(Data records for software interfaces)
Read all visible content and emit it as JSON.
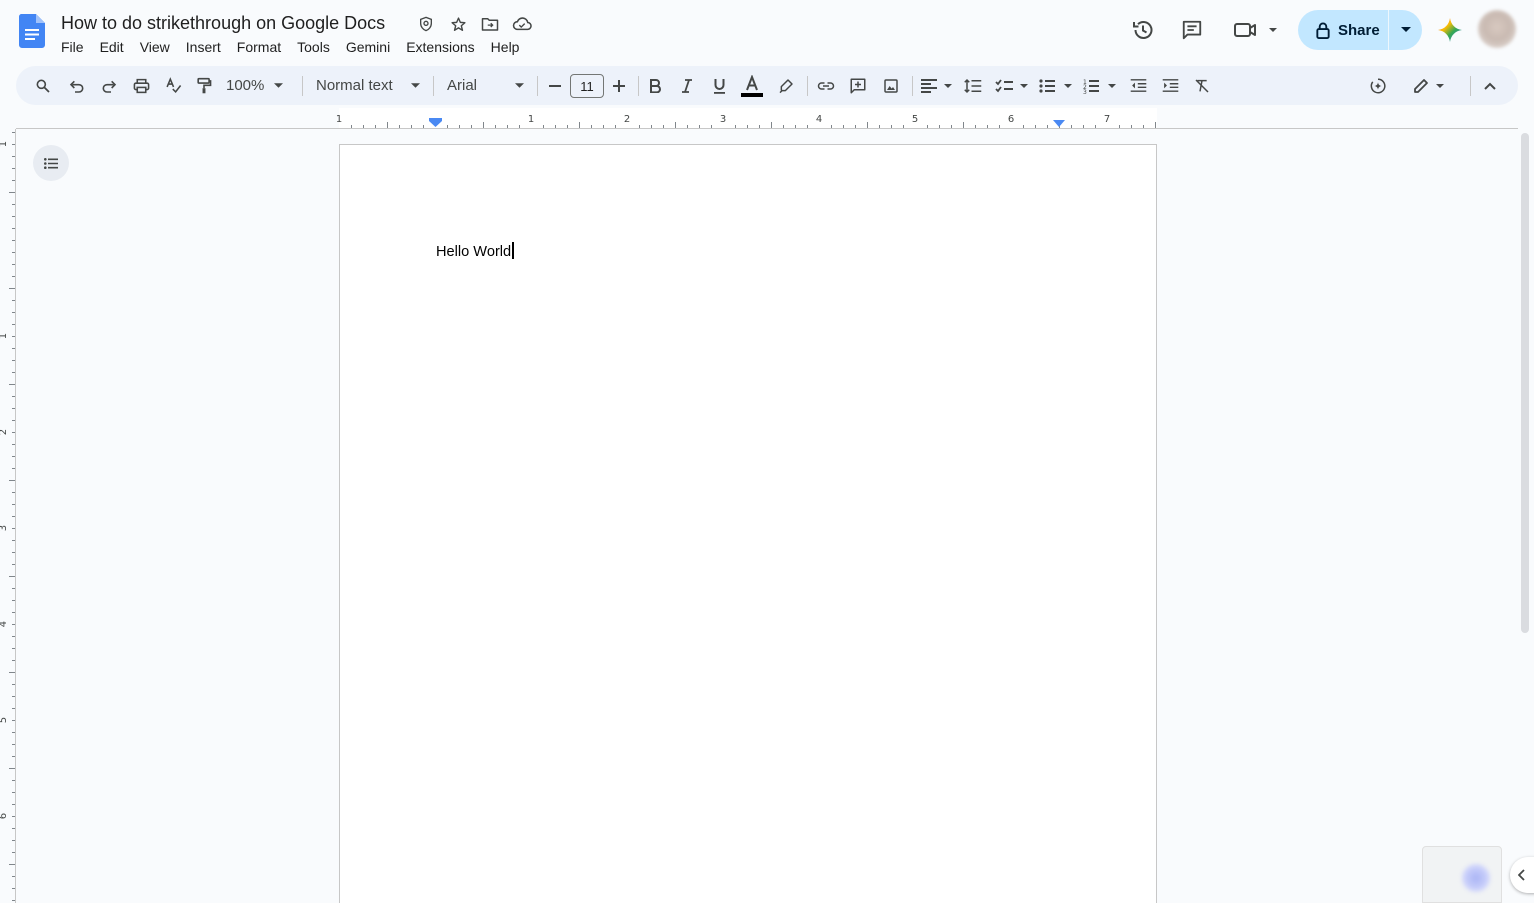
{
  "document": {
    "title": "How to do strikethrough on Google Docs",
    "body_text": "Hello World"
  },
  "menubar": {
    "items": [
      "File",
      "Edit",
      "View",
      "Insert",
      "Format",
      "Tools",
      "Gemini",
      "Extensions",
      "Help"
    ]
  },
  "header": {
    "share_label": "Share",
    "icons": [
      "docs-logo-icon",
      "shield-icon",
      "star-icon",
      "move-folder-icon",
      "cloud-status-icon",
      "version-history-icon",
      "comments-icon",
      "meet-icon",
      "lock-icon",
      "gemini-icon",
      "avatar"
    ]
  },
  "toolbar": {
    "zoom": "100%",
    "style": "Normal text",
    "font": "Arial",
    "font_size": "11",
    "icons": [
      "search-icon",
      "undo-icon",
      "redo-icon",
      "print-icon",
      "spellcheck-icon",
      "paint-format-icon",
      "decrease-font-icon",
      "increase-font-icon",
      "bold-icon",
      "italic-icon",
      "underline-icon",
      "text-color-icon",
      "highlight-icon",
      "link-icon",
      "add-comment-icon",
      "insert-image-icon",
      "align-icon",
      "line-spacing-icon",
      "checklist-icon",
      "bulleted-list-icon",
      "numbered-list-icon",
      "decrease-indent-icon",
      "increase-indent-icon",
      "clear-formatting-icon",
      "gemini-refine-icon",
      "editing-mode-icon",
      "collapse-menu-icon"
    ]
  },
  "ruler": {
    "top_labels": [
      "1",
      "1",
      "2",
      "3",
      "4",
      "5",
      "6",
      "7"
    ],
    "left_labels": [
      "1",
      "1",
      "2",
      "3",
      "4",
      "5",
      "6"
    ]
  },
  "colors": {
    "accent": "#0b57d0",
    "share_bg": "#c2e7ff",
    "toolbar_bg": "#edf2fa",
    "page_bg": "#f9fbfd"
  }
}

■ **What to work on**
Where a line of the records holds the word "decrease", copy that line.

■ **Written reply**
      "decrease-font-icon",
      "decrease-indent-icon",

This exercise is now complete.